Countries in the Declaration of Co-operation (DoC, also known as OPEC+) met in Vienna last week and announced a 1.2mn b/d crude production cut from an October 2018 baseline. In the end, OPEC interests came out first, as expected, and the rest of the world came second. Recently, analysts at BoAML argued that a 1+mn b/d production cut by the OPEC members would be enough to support global oil prices.
The announced reduction should lead to a relatively balanced global oil market and will likely push Brent and WTI prices back to our respective expected averages of $70/bbl and $59/bbl in 2019.
What are the implications for micro aspects of the oil market? The term structure of Brent crude oil moved from steep backwardation in early October to a modest contango. As OPEC+ removes excess barrels, we see front-to-third month timespreads for Brent swiftly moving into backwardation. Still, the surge in US supply in recent months should be a reason for caution. Even if prompt prices rally, long-dated crude prices will likely remain anchored as shale producers may use this opportunity to increase their 2020 hedges. Also, spare capacity for the OPEC members will increase following the steep output cuts announced, in turn reducing the “risk premium” on long dated oil.
One last important point noted by experts from BoAML is that the reduction in OPEC volumes will naturally impact crude grades in different ways.
In the press conference, Saudi oil minister Khalid Al-Falih seemed to suggest that he may consider taking lighter barrels off the market instead of heavy oil, which could widen seaborne light-heavy spreads, especially as refiners start preparing for IMO 2020 in 2H19.
Additionally, as Brent prices move higher, we see WTI and domestic North American grades lagging.
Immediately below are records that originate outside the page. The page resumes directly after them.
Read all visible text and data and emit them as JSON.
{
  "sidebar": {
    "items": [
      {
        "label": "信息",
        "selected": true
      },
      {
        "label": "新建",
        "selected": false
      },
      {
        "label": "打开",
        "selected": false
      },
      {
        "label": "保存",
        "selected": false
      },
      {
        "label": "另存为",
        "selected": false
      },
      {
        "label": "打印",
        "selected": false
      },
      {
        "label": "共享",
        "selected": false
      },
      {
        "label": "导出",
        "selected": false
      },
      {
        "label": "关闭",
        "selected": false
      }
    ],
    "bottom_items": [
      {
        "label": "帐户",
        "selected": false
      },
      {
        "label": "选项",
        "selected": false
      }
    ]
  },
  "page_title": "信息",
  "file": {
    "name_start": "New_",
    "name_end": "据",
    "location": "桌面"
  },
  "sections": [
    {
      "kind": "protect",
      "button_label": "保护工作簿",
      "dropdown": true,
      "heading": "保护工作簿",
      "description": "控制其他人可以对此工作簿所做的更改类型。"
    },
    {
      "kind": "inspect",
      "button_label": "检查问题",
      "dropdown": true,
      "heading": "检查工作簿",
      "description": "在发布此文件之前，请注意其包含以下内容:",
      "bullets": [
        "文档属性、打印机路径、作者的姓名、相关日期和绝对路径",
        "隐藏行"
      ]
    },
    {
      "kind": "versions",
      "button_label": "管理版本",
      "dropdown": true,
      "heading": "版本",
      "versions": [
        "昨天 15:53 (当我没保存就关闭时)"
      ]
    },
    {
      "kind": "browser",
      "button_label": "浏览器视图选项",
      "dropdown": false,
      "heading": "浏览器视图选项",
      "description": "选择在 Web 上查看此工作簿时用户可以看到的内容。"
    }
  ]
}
The wider spreads may come partly as a result of pipeline, transportation, and possibly export bottlenecks across the region.